▶ **TASK ITEM**: The entries below should be given again exactly, minus their pictures.
[Start of Attachment]
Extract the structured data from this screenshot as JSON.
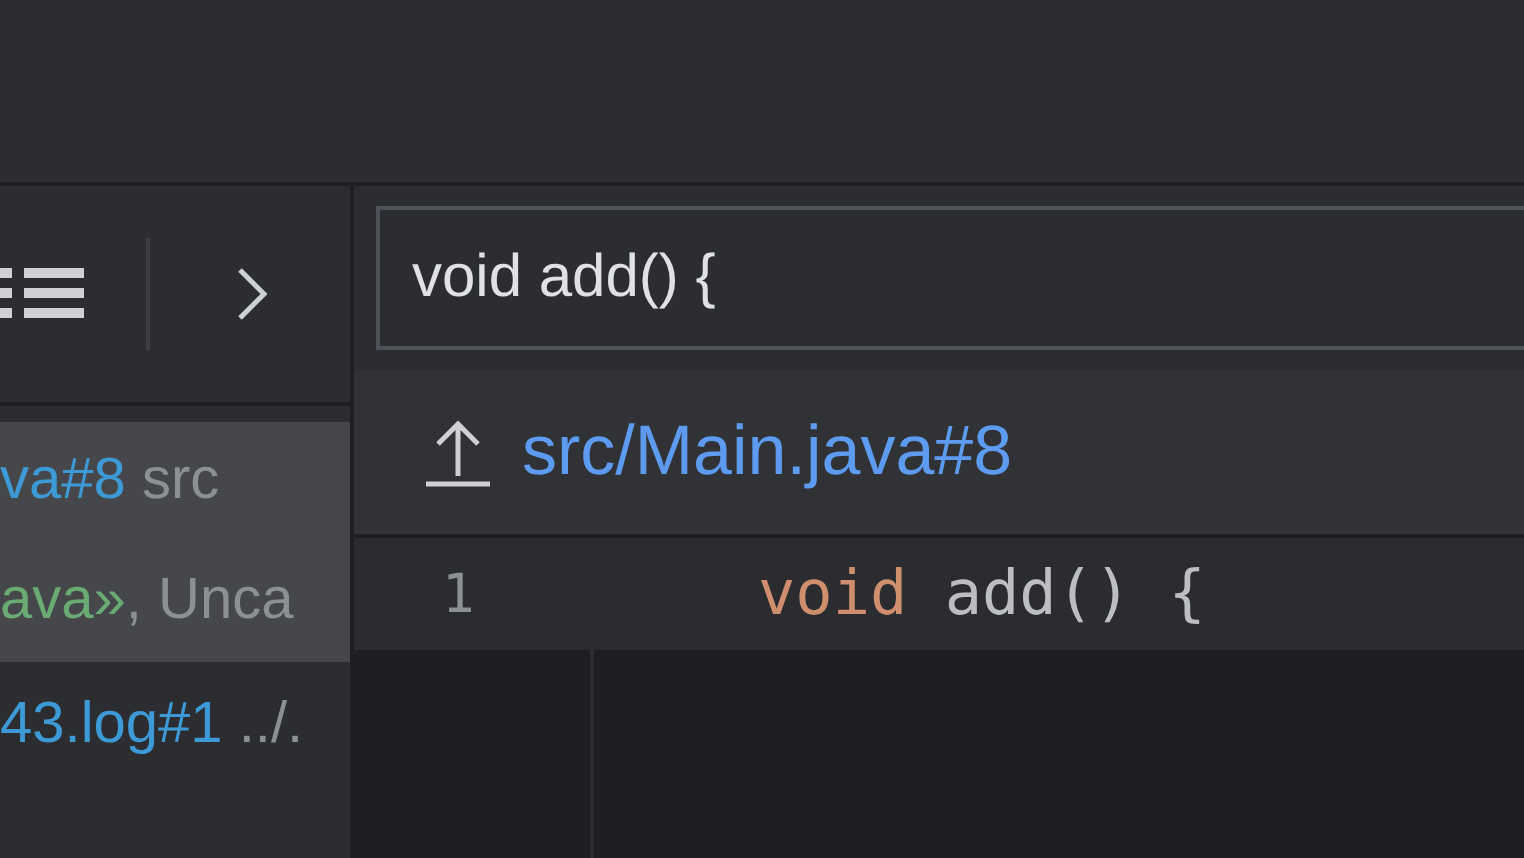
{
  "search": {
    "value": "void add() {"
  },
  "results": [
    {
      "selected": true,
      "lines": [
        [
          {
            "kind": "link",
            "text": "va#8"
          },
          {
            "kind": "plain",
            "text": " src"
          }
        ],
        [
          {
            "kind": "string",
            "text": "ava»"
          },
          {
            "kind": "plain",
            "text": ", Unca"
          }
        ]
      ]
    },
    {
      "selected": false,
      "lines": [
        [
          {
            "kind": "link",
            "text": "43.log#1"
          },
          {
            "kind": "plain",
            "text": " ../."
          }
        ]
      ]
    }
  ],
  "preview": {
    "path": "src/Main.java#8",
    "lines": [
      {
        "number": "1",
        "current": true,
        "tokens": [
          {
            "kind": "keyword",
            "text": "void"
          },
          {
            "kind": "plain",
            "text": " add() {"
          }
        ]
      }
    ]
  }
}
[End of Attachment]
▶ **ANSWER FOR THIS EXERCISE**:
Extract the structured data from this screenshot as JSON.
{
  "search": {
    "value": "void add() {"
  },
  "results": [
    {
      "selected": true,
      "lines": [
        [
          {
            "kind": "link",
            "text": "va#8"
          },
          {
            "kind": "plain",
            "text": " src"
          }
        ],
        [
          {
            "kind": "string",
            "text": "ava»"
          },
          {
            "kind": "plain",
            "text": ", Unca"
          }
        ]
      ]
    },
    {
      "selected": false,
      "lines": [
        [
          {
            "kind": "link",
            "text": "43.log#1"
          },
          {
            "kind": "plain",
            "text": " ../."
          }
        ]
      ]
    }
  ],
  "preview": {
    "path": "src/Main.java#8",
    "lines": [
      {
        "number": "1",
        "current": true,
        "tokens": [
          {
            "kind": "keyword",
            "text": "void"
          },
          {
            "kind": "plain",
            "text": " add() {"
          }
        ]
      }
    ]
  }
}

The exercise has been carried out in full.